Come and find out about Queensland Dinosaurs, the flyer said. Hosted by Queensland Museum, this was part of an educational lecture series. Seriously? Dinosaurs in Queensland? I was intrigued.
The talk was introduced by Scott Hucknell, a palaeontologist, who gave a brief overview of dinosaur history. He explained how it was assumed that any dinosaur remains in outback Queensland would have been reduced to dust in the arid outback conditions. Until David Elliot found something!
That ‘something’ turned out to be part of a femur of a sauropod, a large herbivore. A very large herbivore. David had found the bone lying on the ground when out mustering sheep on his property north west of Winton. Sceptical Queensland Museum staff had been enticed out to take a look at the bone that was taking up a large space on David’s dining room table. They immediately knew what is was, and how significant. The question was, were there any more parts of this sauropod waiting to be found?
An exploratory dig was organised, and at this point Scott explained ‘normal’ dig procedure – small tools, trowels, and brushes to brush the dirt away. He then passed the microphone over to David Elliot.
David explained his D2 method. He borrowed a road grader, a D2 and, brushing aside the protestations of the palaeontologist, he arranged to have the area slowly scraped, removing two inches of soil at a time. Observers at each end of the blade watched carefully. If they saw anything they thought significant they would shout and the grader would be stopped so the area could be investigated. Then a bobcat would be used to excavate further, and if the area looked promising shovels and picks would be used. Finally, trowels and brushes would be tools of choice.
David went on to explain that this first bone was one of many, and once the word went around the area more graziers reported finding interesting bones that they had previously dismissed as rocks. And these bones, when excavated, were being stored on his property out near Winton. So many, he had to make extra space in his utility shed for them.
How could I resist an invitation like that? Next school holidays (I was working as an educator) I packed my 4WD and looked at the mud map they had sent me explaining how to find the Elliot property.

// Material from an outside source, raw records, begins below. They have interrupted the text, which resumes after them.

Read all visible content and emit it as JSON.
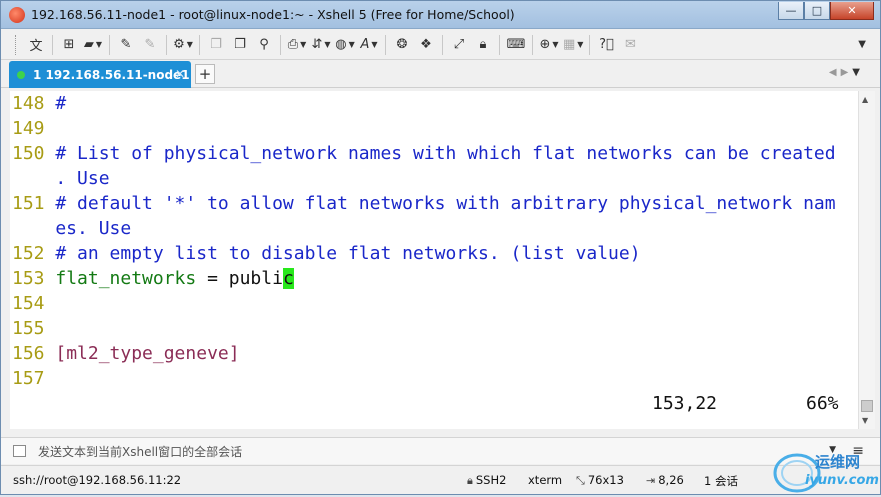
{
  "window": {
    "title": "192.168.56.11-node1 - root@linux-node1:~ - Xshell 5 (Free for Home/School)",
    "controls": {
      "minimize": "—",
      "maximize": "□",
      "close": "✕"
    }
  },
  "toolbar": {
    "language_label": "文",
    "icons": [
      "new-session-icon",
      "open-folder-icon",
      "edit-icon",
      "reconnect-icon",
      "properties-icon",
      "copy-icon",
      "paste-icon",
      "find-icon",
      "print-icon",
      "transfer-icon",
      "globe-icon",
      "font-icon",
      "xftp-icon",
      "xagent-icon",
      "fullscreen-icon",
      "lock-icon",
      "keyboard-icon",
      "add-pane-icon",
      "layout-icon",
      "help-icon",
      "chat-icon"
    ]
  },
  "tabs": [
    {
      "label": "1 192.168.56.11-node1",
      "close": "✕",
      "active": true
    }
  ],
  "tab_add": "+",
  "terminal": {
    "lines": [
      {
        "num": "148",
        "text": " #",
        "kind": "comment"
      },
      {
        "num": "149",
        "text": "",
        "kind": "comment"
      },
      {
        "num": "150",
        "text": " # List of physical_network names with which flat networks can be created",
        "kind": "comment"
      },
      {
        "num": "",
        "text": "    . Use",
        "kind": "comment"
      },
      {
        "num": "151",
        "text": " # default '*' to allow flat networks with arbitrary physical_network nam",
        "kind": "comment"
      },
      {
        "num": "",
        "text": "    es. Use",
        "kind": "comment"
      },
      {
        "num": "152",
        "text": " # an empty list to disable flat networks. (list value)",
        "kind": "comment"
      },
      {
        "num": "153",
        "key": " flat_networks",
        "rest": " = publi",
        "cursor_char": "c",
        "kind": "setting"
      },
      {
        "num": "154",
        "text": "",
        "kind": "comment"
      },
      {
        "num": "155",
        "text": "",
        "kind": "comment"
      },
      {
        "num": "156",
        "text": " [ml2_type_geneve]",
        "kind": "section"
      },
      {
        "num": "157",
        "text": "",
        "kind": "comment"
      }
    ],
    "cursor_position": "153,22",
    "scroll_percent": "66%"
  },
  "compose": {
    "placeholder": "发送文本到当前Xshell窗口的全部会话"
  },
  "statusbar": {
    "connection": "ssh://root@192.168.56.11:22",
    "protocol": "SSH2",
    "terminal_type": "xterm",
    "size": "76x13",
    "cursor": "8,26",
    "sessions": "1 会话"
  },
  "watermark": {
    "line1": "运维网",
    "line2": "iyunv.com"
  },
  "colors": {
    "line_number": "#a89c15",
    "comment": "#1a27c9",
    "setting_key": "#147a14",
    "section": "#8b2d56",
    "cursor": "#27e81b",
    "tab_active": "#1e8fd6"
  }
}
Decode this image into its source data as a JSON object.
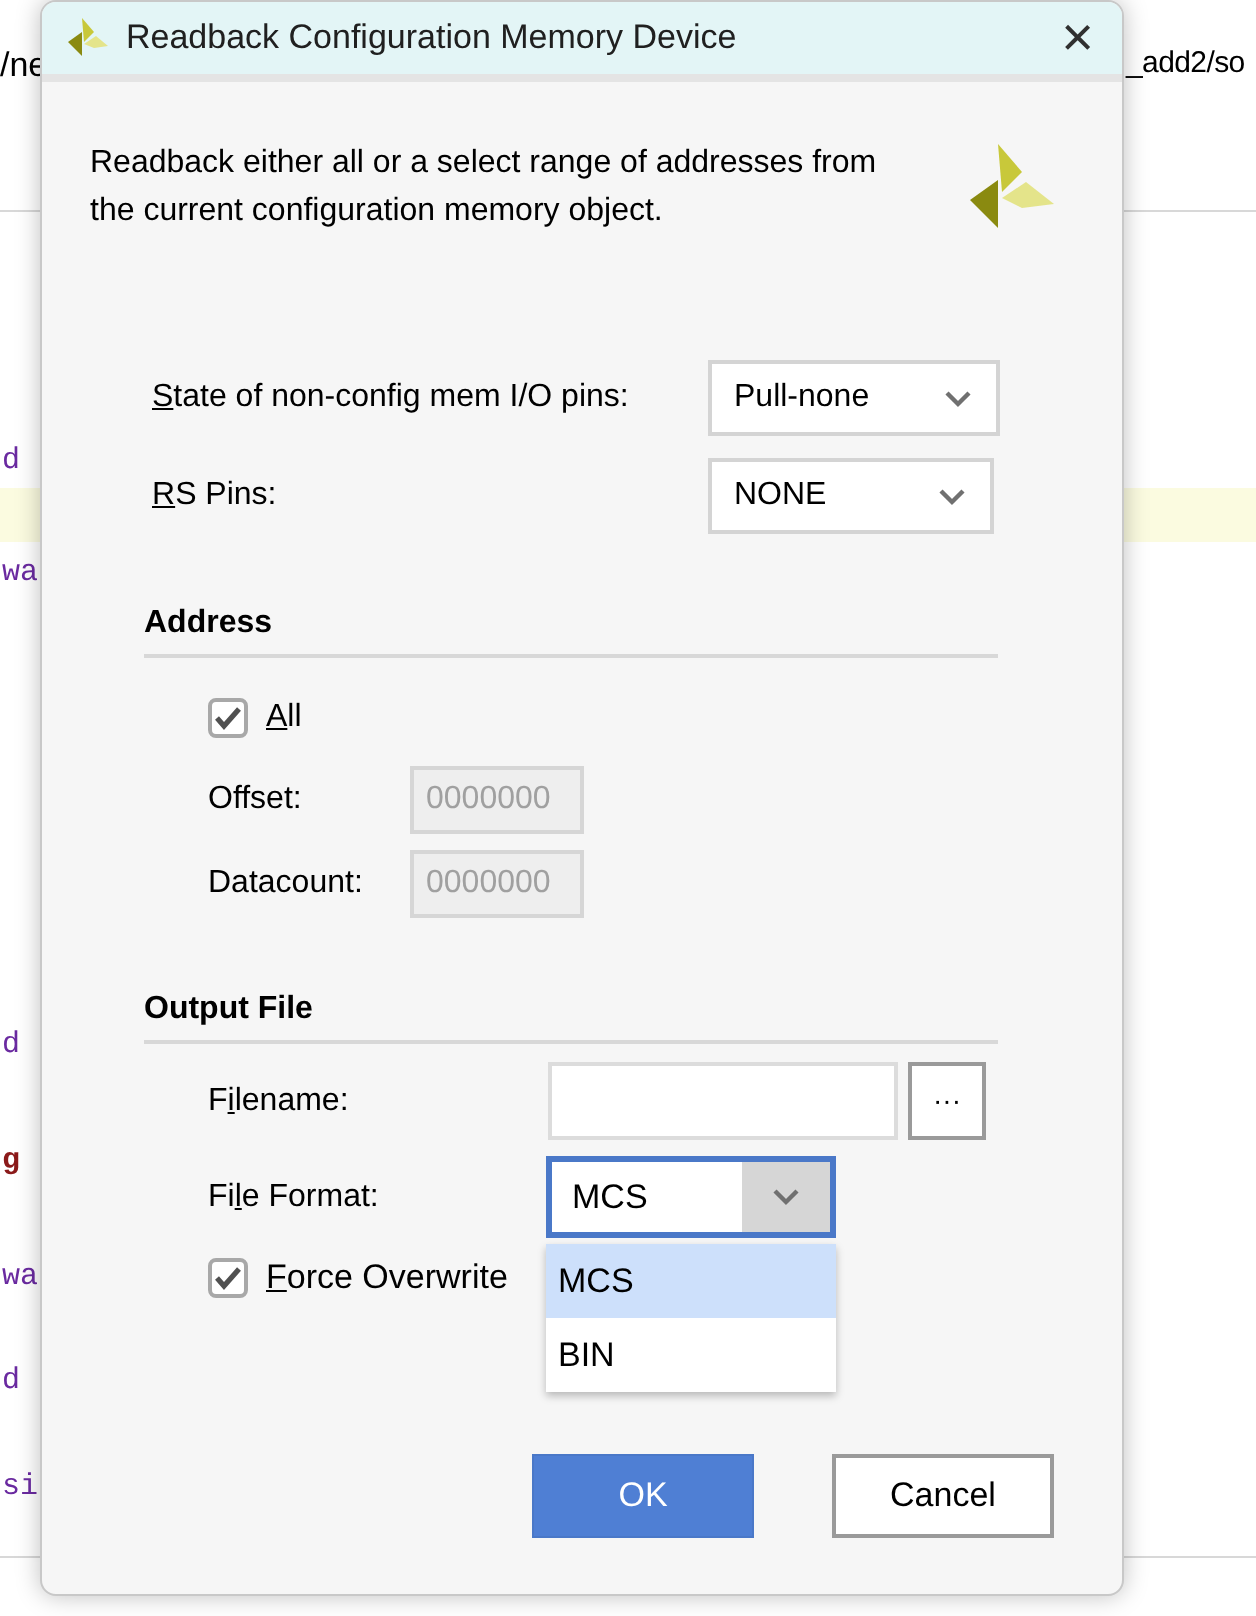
{
  "background": {
    "fragments_left": [
      "d",
      "wa",
      "d",
      "g",
      "wa",
      "d",
      "si"
    ],
    "fragment_top_left": "/ne",
    "fragment_top_right": "_add2/so"
  },
  "window": {
    "title": "Readback Configuration Memory Device",
    "close": "×"
  },
  "description": "Readback either all or a select range of addresses from the current configuration memory object.",
  "pins": [
    {
      "label": {
        "access_key": "S",
        "rest": "tate of non-config mem I/O pins:"
      },
      "value": "Pull-none"
    },
    {
      "label": {
        "access_key": "R",
        "rest": "S Pins:"
      },
      "value": "NONE"
    }
  ],
  "address": {
    "heading": "Address",
    "all": {
      "label": {
        "access_key": "A",
        "rest": "ll"
      },
      "checked": true
    },
    "fields": [
      {
        "label": "Offset:",
        "value": "0000000",
        "disabled": true
      },
      {
        "label": "Datacount:",
        "value": "0000000",
        "disabled": true
      }
    ]
  },
  "output_file": {
    "heading": "Output File",
    "filename": {
      "label": {
        "start": "F",
        "access_key": "i",
        "rest": "lename:"
      },
      "browse": "···"
    },
    "file_format": {
      "label": {
        "start": "Fi",
        "access_key": "l",
        "rest": "e Format:"
      },
      "value": "MCS",
      "expanded": true,
      "options": [
        {
          "label": "MCS",
          "selected": true
        },
        {
          "label": "BIN",
          "selected": false
        }
      ]
    },
    "force_overwrite": {
      "label": {
        "access_key": "F",
        "rest": "orce Overwrite"
      },
      "checked": true
    }
  },
  "buttons": [
    {
      "label": "OK",
      "kind": "primary"
    },
    {
      "label": "Cancel",
      "kind": "secondary"
    }
  ]
}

“So, we have plenty of bones,” he said. “What we need is people to come out and work on them; clean the dirt off them. We’ve got the gear and we’ll show you what to do, so if you have a 4WD and some time to spare come and stay at our shearing shed and give us a hand.” Then he added, “Bring your own tucker. It’s a bit of a way out there so don’t come for a couple of days, come for a couple of weeks.”
My first patient was Matilda (later formally identified and named Diamantinasaurus matildae), a significant sauropod thought to have been around 16 metres long and weighing close to 20 tons. She was a lady not to be trifled with, and her huge bones were amazing to work on. Patiently clearing the dirt and rock away with dentist sized drills, the interface between rock and bone was clearly marked by a change in colour. Matilda’s bones were a beautiful bronzy brown colour; I could imagine I was seeing the patina on the surface of her bones. I was mesmerised, in awe of what I was working on, and felt so privileged to be allowed to be the first person to touch the bones of this magnificent ancient animal.
Sleeping in the shearing shed at the end of each amazing day, I had dreams. Dreams of dinosaurs that later became the essence of the stories I began writing. Too much dinosaur dust up my nose!
Towards the end of the visit there was a buzz of excitement. A mysterious item had been found amongst Matilda’s bones. Not just another bone – A Claw! Matilda had company! More to be revealed …